Good Writing Skills Could Mean Job Success
Byline: Rose Rennekamp
In these days of instant communication by cell phones and e- mail, it seems like no one wants to write anymore.
E-mail may involve typing words, but the shorthand commonly used can barely qualify as writing. In fact, the use of e-mail may even erode grammar, spelling and sentence structure skills.
Many teens don't recognize that they need solid formal writing skills in college and their careers. Scientists, social workers and salespeople all need to effectively communicate in writing.
According to The Education Trust, 17 percent of college freshmen are taking non-credit remedial courses in writing and grammar because they are not prepared for college-level work.
Human resources professionals say a large number of resumes are rejected simply because the applicant made numerous mechanical and spelling errors.
There also appears to be a gender gap in writing skills. Women consistently attain higher scores than males on tests of English usage, grammar and mechanics as well as on direct writing assessments. For example, the average score for women on the English portion of the ACT Assessment for the high school graduating class of 2002 was 20.6, compared to 19.7 for males. Even when male and female students had taken the same courses, females attained higher test scores than males.

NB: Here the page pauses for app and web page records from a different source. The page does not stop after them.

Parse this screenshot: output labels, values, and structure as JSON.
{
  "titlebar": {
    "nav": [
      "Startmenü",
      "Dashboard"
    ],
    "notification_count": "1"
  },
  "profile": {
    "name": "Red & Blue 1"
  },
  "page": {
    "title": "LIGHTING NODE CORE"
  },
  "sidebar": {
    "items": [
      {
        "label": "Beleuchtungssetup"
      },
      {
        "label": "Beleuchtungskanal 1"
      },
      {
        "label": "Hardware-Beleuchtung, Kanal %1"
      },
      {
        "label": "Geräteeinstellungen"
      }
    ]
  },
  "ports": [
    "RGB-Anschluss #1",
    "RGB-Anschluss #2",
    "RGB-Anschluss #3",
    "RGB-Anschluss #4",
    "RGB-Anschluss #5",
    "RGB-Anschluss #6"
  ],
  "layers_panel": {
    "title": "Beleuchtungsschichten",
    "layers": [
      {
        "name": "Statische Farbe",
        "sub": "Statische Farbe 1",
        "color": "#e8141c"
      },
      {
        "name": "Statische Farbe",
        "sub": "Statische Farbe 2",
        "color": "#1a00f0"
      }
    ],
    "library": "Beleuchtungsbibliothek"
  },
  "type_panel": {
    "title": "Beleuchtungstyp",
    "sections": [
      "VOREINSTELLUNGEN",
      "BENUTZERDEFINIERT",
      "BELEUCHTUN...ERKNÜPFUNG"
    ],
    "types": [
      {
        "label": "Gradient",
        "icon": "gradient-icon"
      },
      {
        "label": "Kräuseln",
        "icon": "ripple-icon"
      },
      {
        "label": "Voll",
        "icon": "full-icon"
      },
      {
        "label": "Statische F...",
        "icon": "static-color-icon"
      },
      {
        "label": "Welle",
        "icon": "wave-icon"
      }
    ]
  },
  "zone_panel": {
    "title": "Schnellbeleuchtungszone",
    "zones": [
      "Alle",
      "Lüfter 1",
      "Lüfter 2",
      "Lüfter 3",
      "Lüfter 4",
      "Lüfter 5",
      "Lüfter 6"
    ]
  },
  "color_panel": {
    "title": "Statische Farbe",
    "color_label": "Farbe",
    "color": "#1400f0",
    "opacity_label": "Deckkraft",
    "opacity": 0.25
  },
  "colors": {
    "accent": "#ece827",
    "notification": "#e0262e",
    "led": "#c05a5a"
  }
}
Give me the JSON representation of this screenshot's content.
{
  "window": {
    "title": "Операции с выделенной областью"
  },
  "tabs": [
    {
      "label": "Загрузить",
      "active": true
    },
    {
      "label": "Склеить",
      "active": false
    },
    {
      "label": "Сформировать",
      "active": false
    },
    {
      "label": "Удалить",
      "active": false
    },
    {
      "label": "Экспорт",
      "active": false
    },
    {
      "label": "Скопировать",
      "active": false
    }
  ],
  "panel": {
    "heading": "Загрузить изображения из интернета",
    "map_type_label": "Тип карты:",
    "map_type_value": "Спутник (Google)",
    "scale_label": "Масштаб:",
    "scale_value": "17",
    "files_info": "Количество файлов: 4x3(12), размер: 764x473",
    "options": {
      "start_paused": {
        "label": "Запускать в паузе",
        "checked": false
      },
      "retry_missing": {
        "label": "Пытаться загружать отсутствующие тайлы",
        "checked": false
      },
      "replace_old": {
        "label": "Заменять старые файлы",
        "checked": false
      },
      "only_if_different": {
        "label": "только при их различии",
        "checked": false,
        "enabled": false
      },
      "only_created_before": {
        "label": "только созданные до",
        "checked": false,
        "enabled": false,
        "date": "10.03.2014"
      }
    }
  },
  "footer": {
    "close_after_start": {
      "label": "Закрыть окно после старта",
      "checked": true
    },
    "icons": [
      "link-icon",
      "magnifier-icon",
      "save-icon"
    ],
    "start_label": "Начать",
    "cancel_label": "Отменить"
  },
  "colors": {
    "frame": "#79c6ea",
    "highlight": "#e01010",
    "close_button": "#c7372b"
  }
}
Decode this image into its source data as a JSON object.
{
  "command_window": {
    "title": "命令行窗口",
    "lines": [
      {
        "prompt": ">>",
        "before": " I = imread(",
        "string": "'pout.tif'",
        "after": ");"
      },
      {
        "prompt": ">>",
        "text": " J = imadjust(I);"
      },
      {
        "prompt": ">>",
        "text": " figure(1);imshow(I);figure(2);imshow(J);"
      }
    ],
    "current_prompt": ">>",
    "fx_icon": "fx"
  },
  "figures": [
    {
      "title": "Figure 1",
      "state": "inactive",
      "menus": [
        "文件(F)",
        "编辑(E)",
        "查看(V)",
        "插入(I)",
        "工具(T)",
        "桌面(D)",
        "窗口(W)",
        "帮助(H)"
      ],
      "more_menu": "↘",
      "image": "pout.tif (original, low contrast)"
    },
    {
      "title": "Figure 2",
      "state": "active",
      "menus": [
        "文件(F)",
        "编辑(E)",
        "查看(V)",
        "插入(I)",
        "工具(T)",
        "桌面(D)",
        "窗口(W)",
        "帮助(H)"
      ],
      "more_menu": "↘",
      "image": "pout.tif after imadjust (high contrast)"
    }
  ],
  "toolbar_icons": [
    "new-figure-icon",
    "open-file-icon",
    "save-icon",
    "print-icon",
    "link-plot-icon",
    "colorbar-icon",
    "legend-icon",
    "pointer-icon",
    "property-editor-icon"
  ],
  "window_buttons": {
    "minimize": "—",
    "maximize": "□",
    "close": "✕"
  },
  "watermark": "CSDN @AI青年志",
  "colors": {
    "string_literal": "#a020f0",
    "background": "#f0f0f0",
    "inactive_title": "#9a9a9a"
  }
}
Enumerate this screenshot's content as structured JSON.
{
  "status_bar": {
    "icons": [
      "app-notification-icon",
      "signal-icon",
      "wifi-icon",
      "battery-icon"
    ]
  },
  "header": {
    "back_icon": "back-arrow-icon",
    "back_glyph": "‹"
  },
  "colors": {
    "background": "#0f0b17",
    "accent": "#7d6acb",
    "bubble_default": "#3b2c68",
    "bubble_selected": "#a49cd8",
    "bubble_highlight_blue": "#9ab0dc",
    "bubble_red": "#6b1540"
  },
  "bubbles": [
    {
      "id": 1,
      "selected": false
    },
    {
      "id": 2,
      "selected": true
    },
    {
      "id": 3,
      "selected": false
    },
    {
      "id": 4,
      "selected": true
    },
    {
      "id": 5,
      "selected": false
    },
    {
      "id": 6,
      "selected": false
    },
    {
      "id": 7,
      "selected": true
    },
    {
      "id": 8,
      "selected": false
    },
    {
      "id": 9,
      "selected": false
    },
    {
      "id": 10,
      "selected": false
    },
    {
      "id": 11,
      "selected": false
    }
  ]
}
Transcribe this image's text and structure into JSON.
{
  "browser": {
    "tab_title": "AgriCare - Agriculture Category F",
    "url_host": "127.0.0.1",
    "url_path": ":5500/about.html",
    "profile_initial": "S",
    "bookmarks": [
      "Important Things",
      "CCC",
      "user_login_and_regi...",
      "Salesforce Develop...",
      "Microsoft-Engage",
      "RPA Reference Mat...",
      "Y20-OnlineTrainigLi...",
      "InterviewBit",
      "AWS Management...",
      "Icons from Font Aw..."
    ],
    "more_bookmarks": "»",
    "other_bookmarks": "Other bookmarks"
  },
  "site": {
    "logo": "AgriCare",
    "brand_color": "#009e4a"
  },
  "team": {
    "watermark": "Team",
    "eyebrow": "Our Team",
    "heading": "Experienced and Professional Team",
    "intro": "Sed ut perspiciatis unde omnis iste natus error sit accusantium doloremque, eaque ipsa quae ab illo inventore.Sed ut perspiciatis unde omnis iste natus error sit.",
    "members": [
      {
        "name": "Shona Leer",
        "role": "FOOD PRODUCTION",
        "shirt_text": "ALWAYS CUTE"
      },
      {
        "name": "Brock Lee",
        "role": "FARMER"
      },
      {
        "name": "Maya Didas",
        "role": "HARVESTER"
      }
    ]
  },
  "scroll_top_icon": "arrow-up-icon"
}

The exact causes of this gender gap are not known, but young women are also much more likely to participate in writing activities outside of the classroom, such as working on a student newspaper.
Don't worry, there are still many ways that you can help your teen become a competent writer.
- Encourage reading. Studies have shown children who read and who are read to become better writers. Teens who read the newspaper and books learn more about writing. The best encouragement for your child is seeing you read regularly.
- Expose your teenagers to good writing by taking them to an author's reading at a bookstore or library. …